In any case, when designing the production method it is necessary to bear in mind that there are different types of soil, therefore the choice of the method and the respective soil processing techniques is essential for the evaluation of the properties and characteristics of the soil to be cultivated and of the plant species that this must accept, of the risks of erosion and from the climatic conditions of the cultivation area. In general, deep machining with machines and tools that cause excessive burial of the active layer and damage the soil structure (compaction, pulverization, etc.) are to be avoided.

Maintaining the fertility of the soil remains a priority objective in the design of production methods: the plants derive the correct nutritional supply from the soil, consequently the more fertile the soil is, the more yields will be better and of high quality.

The alternative to soil fertilization with synthetic chemical substances consists in the use of natural mineral fertilizers and in organic fertilization.

Even appropriate cultivation techniques, such as rotation and green manure, fertilization with natural or organic fertilizers are more sustainable.

Precision farming is a technologically advanced form of agriculture, in which machinery is used that is equipped with “intelligent systems”, able to dose the production factors in relation to the real needs of the plot and to the different homogeneous areas within it.

This technique can be aimed at increasing productivity with the same overall inputs; to reduce inputs for the same productivity or to increase productivity while reducing inputs.

The technological progress achieved in terms of automation, management and processing of spatial data makes precision agriculture already potentially feasible from the farm, at least from a technical point of view.

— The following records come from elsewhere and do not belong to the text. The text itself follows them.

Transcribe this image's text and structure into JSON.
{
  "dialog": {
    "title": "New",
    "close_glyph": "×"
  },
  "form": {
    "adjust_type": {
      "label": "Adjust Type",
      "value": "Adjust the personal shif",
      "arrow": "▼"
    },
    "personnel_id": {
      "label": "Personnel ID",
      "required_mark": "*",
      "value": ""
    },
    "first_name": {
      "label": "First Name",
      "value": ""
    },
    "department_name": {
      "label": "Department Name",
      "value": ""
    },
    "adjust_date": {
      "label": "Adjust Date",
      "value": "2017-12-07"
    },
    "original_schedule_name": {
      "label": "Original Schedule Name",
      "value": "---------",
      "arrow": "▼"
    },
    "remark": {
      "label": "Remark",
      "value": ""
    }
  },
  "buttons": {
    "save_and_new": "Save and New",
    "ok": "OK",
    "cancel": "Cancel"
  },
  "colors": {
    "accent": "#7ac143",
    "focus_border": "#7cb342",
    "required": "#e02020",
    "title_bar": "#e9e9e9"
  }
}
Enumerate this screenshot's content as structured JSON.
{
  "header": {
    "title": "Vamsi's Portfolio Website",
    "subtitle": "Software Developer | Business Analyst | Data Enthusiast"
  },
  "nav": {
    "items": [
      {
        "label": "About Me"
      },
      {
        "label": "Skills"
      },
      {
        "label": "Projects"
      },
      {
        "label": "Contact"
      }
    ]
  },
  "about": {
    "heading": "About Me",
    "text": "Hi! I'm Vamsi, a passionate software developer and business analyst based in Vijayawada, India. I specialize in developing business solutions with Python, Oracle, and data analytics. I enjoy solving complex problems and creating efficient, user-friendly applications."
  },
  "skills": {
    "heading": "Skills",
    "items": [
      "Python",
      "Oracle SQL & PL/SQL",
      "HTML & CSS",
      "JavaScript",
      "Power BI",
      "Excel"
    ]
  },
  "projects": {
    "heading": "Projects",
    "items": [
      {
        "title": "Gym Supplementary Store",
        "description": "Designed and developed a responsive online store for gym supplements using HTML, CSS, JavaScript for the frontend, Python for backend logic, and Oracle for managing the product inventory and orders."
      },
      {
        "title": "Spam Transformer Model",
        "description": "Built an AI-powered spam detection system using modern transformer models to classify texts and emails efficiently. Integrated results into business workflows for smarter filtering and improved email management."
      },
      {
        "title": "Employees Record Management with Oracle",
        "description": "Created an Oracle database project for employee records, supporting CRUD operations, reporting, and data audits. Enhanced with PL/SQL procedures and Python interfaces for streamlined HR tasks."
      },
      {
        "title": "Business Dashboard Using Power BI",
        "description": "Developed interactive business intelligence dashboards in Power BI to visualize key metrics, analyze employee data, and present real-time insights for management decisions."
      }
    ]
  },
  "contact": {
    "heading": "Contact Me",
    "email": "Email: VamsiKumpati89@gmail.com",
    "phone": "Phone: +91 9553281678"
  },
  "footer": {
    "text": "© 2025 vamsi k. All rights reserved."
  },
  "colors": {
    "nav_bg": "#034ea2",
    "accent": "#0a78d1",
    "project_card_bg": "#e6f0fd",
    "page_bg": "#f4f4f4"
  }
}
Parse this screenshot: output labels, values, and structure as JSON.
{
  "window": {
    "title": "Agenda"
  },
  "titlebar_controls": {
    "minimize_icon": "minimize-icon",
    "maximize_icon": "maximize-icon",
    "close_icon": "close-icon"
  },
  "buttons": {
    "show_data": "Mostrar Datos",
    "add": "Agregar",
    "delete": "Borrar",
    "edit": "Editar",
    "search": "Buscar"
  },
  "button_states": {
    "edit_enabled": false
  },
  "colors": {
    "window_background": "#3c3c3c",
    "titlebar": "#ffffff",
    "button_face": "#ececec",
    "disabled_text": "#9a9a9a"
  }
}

However, the application of this innovative approach requires a thorough knowledge of the physical, chemical and biological characteristics of the fields, their mapping and storage, so that they can then be managed by a control computer.

Activable Pilot Projects

Pilot Projects can concern one or more targets of the objectives identified as well as one or more general indicators. For the purposes of verification and measurability and related accounting in the definition of the executive design, specific indicators will be identified among those defined in the Global Indicator Framework 2019 of the SDG.

The pilot projects that can be activated in Action D.4 are the following:

• Intelligent water systems

• Digital infrastructure to support production

• Methods for rationalizing production

• Implementation of agricultural waste recovery and recycling systems.